PROVIDED INFORMATION section start
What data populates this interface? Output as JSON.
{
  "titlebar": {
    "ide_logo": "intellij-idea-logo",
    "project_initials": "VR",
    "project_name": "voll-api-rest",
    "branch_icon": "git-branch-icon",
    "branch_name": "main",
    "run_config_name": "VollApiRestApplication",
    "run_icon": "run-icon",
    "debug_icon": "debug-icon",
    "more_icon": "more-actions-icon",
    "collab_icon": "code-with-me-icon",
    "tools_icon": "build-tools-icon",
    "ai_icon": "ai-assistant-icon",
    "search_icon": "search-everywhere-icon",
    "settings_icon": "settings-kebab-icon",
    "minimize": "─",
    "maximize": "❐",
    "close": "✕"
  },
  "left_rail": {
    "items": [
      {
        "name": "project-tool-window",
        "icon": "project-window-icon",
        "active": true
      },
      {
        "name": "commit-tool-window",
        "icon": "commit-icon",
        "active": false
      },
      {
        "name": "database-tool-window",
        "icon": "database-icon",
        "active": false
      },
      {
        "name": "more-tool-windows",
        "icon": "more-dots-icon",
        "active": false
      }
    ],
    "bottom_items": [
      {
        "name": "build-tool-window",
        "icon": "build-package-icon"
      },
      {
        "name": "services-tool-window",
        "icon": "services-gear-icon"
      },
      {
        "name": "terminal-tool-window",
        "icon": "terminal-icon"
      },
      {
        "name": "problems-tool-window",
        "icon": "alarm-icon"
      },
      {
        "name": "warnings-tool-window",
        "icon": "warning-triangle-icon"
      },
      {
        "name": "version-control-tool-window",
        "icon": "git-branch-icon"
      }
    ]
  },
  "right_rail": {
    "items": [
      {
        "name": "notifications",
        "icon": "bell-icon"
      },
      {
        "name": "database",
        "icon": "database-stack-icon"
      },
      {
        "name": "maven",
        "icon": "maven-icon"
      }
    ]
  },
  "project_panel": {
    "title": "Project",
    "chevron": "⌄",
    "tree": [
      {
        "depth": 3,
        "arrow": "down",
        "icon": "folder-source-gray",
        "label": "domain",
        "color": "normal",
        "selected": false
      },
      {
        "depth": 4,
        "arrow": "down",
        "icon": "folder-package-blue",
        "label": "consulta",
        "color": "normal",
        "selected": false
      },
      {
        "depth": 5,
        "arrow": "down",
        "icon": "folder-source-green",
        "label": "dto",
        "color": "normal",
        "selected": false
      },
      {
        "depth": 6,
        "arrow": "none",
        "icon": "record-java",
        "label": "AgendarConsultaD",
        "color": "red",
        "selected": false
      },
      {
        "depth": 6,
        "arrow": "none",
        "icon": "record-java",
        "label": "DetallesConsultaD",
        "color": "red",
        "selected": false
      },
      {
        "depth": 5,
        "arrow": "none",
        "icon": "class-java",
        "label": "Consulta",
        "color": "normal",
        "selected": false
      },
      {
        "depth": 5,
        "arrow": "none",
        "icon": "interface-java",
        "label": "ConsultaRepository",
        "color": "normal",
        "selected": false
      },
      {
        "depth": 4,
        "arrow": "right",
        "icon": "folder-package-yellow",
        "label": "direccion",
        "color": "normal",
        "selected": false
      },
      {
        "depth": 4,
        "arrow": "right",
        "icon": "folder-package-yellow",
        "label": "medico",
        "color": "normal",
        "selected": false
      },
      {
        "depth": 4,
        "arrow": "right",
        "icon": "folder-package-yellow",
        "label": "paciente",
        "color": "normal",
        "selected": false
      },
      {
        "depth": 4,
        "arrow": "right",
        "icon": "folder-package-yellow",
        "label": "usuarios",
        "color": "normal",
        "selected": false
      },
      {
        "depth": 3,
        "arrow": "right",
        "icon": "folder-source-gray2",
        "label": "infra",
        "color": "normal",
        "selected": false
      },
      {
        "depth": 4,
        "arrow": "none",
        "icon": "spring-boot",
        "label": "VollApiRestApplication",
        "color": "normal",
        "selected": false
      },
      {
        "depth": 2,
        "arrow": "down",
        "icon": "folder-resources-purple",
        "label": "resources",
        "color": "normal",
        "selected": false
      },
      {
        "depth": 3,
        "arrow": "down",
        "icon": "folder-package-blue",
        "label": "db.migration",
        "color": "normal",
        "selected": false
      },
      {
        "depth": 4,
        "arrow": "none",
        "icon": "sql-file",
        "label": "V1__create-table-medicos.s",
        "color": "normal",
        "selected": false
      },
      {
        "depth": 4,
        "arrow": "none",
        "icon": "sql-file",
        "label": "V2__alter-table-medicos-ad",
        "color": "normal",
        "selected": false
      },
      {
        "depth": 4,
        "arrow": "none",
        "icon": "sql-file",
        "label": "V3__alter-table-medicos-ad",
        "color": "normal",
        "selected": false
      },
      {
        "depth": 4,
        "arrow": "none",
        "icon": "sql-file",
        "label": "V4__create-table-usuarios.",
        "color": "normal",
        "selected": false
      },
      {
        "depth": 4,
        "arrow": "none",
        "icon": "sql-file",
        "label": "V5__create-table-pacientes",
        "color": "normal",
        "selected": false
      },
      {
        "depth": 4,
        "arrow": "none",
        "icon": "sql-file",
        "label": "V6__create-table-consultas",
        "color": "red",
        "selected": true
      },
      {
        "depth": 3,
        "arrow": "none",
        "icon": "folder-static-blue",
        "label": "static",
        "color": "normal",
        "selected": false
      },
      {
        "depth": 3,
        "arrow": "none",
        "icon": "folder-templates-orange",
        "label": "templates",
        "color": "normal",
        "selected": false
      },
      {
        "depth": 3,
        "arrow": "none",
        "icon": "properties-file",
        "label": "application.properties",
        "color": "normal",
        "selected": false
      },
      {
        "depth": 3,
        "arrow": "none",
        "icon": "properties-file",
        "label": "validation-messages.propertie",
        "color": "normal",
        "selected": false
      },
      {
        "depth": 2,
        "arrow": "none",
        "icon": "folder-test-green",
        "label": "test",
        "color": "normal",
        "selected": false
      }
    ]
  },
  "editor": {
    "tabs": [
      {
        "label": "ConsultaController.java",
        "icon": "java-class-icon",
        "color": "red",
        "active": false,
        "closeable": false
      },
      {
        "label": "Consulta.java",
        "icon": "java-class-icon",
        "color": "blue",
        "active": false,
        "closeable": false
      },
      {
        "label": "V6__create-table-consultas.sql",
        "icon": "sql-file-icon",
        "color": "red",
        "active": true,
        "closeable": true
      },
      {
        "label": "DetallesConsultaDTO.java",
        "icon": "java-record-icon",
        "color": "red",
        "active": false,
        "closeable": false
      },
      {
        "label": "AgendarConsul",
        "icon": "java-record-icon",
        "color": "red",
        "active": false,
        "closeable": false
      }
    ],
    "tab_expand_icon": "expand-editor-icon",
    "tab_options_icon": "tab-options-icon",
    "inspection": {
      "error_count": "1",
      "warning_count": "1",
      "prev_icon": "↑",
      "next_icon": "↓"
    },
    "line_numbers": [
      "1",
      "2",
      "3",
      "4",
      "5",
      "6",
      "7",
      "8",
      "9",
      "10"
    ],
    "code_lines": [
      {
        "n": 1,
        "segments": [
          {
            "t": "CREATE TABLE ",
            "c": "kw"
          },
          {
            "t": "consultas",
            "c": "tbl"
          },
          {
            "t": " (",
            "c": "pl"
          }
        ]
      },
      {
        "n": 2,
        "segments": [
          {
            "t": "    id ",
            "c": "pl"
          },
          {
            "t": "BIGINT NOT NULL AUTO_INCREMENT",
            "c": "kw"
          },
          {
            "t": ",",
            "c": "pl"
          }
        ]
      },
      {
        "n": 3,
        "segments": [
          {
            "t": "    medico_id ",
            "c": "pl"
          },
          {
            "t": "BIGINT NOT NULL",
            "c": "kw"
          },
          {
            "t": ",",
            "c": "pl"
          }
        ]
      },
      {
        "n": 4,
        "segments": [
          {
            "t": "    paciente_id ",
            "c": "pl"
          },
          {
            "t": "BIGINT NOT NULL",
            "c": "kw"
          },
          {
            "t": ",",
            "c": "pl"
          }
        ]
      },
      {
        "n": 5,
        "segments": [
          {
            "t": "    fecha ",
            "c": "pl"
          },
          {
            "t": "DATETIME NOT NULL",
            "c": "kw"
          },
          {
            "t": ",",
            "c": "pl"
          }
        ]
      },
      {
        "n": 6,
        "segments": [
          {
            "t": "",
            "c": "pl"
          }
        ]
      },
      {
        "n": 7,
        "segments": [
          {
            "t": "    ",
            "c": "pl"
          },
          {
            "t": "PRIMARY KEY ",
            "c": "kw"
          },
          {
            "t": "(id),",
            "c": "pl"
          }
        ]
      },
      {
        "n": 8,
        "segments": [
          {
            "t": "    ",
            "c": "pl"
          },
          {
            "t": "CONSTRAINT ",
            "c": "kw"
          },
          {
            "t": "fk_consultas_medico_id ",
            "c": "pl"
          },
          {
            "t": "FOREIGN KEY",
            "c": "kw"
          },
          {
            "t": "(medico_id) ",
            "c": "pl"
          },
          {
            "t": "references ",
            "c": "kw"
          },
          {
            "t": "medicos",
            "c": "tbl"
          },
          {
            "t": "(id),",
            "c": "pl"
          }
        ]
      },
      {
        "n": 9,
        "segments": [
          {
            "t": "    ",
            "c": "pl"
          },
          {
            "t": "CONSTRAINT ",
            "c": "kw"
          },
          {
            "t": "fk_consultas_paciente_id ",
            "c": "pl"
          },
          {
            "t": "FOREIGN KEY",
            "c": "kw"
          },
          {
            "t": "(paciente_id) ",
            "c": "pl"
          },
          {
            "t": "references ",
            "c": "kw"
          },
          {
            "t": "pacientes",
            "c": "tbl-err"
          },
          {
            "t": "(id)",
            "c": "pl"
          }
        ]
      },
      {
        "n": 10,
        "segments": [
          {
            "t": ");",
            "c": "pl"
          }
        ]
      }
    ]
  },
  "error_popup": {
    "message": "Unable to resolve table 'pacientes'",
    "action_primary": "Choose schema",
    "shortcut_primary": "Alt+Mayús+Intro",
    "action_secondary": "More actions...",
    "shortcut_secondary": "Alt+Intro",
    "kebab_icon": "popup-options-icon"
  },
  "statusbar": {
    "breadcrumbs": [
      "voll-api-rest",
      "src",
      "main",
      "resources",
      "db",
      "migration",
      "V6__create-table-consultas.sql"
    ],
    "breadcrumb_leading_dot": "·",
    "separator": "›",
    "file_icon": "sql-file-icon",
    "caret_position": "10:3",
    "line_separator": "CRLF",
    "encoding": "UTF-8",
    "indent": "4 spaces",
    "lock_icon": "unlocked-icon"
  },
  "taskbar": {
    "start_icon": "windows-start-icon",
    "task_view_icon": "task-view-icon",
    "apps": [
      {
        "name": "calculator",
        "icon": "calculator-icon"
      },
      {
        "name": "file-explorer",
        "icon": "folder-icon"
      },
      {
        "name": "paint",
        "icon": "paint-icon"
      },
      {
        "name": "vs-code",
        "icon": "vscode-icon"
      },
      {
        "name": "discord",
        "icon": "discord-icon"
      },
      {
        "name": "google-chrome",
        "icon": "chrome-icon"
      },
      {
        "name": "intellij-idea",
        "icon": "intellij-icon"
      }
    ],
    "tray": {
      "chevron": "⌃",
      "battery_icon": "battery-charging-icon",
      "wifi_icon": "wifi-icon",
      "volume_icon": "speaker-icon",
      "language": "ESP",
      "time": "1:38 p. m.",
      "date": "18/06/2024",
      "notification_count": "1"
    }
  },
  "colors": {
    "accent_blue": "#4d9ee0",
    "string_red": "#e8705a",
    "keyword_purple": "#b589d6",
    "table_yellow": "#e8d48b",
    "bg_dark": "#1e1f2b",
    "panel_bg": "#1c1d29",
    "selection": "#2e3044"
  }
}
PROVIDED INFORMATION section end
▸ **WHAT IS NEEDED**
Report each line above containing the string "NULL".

▸ **TASK RESULT**
            "t": "BIGINT NOT NULL AUTO_INCREMENT",
            "t": "BIGINT NOT NULL",
            "t": "BIGINT NOT NULL",
            "t": "DATETIME NOT NULL",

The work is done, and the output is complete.